The biggest trade event is on. The marketing team budget for it. They create the physical materials. They know the sales people are the marketing output, and sales teams should absolutely be KPI’d to make the connected strategy work. If there is an agreed KPI for example, of 10 leads to be sourced in a show, this is in all stakeholder best interest to grow together on. There is often an overlap to PR here too, the stepsister to the other 2 disciplines. E.g. if the CEO is delivering a keynote or fireside chat. It is a chance to both 1. Follow up with delegates as a lead or 2. Share content as part of marketing plan.
4. Marketing’s job is to make sales easier

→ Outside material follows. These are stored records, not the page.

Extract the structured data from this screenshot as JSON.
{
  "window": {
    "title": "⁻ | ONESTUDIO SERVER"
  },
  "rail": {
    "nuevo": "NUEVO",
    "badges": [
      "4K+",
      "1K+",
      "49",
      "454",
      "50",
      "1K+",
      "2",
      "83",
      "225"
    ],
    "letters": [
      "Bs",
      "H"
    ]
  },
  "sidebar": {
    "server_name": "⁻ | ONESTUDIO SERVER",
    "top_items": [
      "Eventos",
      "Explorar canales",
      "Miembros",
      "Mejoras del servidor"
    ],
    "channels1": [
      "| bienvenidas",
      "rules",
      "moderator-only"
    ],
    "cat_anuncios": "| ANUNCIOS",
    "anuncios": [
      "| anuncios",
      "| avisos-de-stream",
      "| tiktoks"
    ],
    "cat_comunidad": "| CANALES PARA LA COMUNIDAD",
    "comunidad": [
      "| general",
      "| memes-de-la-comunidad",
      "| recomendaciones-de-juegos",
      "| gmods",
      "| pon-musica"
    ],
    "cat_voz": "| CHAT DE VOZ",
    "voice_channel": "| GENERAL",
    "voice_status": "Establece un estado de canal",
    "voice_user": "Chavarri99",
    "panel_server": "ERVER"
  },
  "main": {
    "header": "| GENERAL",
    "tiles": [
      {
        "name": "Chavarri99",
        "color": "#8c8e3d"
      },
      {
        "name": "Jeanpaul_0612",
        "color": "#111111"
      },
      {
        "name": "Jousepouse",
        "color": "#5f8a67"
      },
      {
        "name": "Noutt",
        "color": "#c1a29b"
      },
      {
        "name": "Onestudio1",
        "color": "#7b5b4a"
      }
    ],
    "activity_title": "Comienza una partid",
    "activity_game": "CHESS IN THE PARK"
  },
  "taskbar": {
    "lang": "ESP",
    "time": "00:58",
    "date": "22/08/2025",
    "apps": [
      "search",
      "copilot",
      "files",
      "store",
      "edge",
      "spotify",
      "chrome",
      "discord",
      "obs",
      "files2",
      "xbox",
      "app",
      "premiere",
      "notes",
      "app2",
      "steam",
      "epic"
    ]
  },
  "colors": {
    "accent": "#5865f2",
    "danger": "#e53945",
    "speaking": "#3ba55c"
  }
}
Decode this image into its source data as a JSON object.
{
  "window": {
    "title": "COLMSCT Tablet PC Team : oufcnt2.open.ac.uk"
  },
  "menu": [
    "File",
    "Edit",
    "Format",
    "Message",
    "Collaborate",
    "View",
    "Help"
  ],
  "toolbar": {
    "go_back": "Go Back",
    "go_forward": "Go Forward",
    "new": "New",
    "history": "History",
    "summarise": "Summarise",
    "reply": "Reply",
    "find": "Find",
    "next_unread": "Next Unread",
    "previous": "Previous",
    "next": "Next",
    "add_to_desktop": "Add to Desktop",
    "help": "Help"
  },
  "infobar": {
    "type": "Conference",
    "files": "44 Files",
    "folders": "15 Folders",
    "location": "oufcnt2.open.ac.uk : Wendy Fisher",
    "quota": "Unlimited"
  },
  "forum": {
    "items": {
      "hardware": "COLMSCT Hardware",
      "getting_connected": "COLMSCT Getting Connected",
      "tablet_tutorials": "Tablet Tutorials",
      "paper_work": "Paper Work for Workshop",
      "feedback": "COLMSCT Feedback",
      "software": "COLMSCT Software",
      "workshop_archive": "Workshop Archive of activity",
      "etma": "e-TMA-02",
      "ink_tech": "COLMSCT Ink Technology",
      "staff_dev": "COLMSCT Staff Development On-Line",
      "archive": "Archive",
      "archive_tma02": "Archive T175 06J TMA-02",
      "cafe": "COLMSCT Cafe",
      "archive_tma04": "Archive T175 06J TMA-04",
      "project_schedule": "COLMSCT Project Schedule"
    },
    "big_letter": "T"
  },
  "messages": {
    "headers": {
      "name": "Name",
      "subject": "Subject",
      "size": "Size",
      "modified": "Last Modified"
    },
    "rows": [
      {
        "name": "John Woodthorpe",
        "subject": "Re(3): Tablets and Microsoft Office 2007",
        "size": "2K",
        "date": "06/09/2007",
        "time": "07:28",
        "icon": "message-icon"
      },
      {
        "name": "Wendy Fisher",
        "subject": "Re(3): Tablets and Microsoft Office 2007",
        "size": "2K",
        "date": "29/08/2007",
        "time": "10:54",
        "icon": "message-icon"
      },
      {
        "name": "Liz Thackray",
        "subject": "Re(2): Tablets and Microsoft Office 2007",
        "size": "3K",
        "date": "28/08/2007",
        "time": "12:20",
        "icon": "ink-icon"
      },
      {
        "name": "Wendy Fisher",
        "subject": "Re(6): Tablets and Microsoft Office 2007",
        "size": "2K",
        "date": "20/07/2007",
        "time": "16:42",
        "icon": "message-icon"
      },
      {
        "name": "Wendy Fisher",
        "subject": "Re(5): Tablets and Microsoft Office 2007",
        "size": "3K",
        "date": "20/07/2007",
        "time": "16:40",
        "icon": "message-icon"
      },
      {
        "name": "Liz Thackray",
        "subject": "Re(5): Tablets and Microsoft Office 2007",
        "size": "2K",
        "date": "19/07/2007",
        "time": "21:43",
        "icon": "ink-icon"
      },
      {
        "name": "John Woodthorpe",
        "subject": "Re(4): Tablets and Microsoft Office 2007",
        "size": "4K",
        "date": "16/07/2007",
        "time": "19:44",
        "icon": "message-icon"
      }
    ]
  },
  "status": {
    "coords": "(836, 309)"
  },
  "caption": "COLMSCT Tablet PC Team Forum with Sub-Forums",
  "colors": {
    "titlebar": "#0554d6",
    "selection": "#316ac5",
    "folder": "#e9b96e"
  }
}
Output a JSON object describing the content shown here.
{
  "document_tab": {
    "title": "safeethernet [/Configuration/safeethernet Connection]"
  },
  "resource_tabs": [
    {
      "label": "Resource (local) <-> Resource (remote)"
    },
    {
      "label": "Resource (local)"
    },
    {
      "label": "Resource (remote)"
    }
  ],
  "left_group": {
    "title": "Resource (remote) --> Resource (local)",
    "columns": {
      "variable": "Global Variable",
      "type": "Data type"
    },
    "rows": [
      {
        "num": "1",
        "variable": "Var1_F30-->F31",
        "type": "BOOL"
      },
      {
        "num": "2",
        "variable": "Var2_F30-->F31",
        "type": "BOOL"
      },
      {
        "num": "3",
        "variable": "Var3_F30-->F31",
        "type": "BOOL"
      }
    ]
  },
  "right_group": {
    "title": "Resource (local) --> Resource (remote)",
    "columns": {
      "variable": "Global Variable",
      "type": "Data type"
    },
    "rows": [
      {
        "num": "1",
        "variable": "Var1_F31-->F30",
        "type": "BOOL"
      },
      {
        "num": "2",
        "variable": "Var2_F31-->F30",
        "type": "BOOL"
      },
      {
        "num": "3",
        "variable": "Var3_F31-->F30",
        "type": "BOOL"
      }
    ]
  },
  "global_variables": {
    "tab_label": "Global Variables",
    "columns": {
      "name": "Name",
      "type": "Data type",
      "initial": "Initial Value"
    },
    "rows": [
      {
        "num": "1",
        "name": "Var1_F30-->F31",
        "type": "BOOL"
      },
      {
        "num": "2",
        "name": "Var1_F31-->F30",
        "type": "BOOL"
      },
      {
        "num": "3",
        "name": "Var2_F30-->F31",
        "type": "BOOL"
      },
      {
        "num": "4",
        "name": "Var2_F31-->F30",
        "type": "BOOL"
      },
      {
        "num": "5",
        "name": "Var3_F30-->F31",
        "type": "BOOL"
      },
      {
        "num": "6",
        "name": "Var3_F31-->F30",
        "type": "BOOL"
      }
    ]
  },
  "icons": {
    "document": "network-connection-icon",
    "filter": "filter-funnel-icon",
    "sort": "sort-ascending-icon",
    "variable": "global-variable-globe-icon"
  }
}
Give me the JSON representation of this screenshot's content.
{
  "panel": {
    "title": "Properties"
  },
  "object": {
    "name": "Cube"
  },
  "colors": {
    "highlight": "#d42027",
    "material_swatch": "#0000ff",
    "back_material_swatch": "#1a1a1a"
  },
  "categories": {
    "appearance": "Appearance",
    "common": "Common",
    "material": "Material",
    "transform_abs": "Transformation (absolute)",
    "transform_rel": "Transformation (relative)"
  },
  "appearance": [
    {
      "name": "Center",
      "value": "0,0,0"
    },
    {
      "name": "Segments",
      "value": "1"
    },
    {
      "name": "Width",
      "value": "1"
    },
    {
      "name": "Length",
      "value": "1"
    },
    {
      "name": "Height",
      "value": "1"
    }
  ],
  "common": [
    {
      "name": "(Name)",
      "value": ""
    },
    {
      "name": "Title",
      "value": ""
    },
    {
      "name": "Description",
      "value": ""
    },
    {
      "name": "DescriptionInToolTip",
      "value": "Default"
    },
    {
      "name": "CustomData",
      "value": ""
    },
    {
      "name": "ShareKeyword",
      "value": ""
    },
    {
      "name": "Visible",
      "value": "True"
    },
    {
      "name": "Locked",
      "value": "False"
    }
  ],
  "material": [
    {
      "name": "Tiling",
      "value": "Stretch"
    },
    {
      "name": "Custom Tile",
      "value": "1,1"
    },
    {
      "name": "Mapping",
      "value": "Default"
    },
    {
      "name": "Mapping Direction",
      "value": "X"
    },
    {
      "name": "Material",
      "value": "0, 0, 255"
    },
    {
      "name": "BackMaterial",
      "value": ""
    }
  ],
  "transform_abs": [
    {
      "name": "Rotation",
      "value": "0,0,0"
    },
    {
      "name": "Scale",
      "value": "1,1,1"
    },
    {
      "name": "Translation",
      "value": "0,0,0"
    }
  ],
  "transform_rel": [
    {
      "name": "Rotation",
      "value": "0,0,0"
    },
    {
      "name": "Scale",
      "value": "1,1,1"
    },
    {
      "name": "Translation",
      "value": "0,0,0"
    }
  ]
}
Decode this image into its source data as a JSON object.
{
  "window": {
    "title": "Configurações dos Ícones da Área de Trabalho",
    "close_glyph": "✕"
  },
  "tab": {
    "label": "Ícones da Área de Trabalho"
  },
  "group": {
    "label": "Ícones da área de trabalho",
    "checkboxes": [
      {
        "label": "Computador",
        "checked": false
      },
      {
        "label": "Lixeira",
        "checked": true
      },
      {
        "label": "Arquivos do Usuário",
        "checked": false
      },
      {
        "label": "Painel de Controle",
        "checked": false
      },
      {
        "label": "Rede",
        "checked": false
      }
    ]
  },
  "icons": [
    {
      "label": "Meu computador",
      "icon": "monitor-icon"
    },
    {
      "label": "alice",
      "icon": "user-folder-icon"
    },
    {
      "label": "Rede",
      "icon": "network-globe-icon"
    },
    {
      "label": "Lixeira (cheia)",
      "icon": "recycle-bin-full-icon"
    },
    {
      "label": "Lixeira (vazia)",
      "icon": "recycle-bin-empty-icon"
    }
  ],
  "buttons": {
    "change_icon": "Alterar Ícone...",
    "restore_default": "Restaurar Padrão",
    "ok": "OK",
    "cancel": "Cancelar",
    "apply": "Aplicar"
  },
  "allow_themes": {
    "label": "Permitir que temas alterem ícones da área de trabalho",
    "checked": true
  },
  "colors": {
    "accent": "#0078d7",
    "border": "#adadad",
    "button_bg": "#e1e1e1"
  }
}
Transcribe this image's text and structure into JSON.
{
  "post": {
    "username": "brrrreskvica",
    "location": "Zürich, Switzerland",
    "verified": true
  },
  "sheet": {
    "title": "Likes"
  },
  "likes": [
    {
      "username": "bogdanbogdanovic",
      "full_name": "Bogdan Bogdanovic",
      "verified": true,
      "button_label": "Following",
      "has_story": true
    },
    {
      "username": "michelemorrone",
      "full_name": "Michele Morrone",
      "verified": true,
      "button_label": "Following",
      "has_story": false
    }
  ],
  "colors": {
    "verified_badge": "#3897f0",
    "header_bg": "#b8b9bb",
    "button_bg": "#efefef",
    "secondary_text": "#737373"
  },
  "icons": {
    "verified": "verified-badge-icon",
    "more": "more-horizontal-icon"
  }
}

Oftentimes quoted, never a truer word spoken. The Sales teams and process, however complex, are human bastions of the brand. They, if effectively following their sales process, manifest as human marketing channels, at the ‘lower end of funnel’. They convert interest and intent to paying customers. Their job is the leverage the marketing collateral into a bespoke offering based on client need, and deliver to ultimately cash the cheques the marketing team have written. The best sales performers know the marketing strategy inside out, and have played their part in its success.
Food for thought
So think. Get the sales team at the table earlier. Get their feedback. Treat the qualitative insights as real firepower to make marketing work harder. Then you sales superstars can really thrive on the back of an informed, and sales friendly marketing plan.
Photo: Olga Guryonova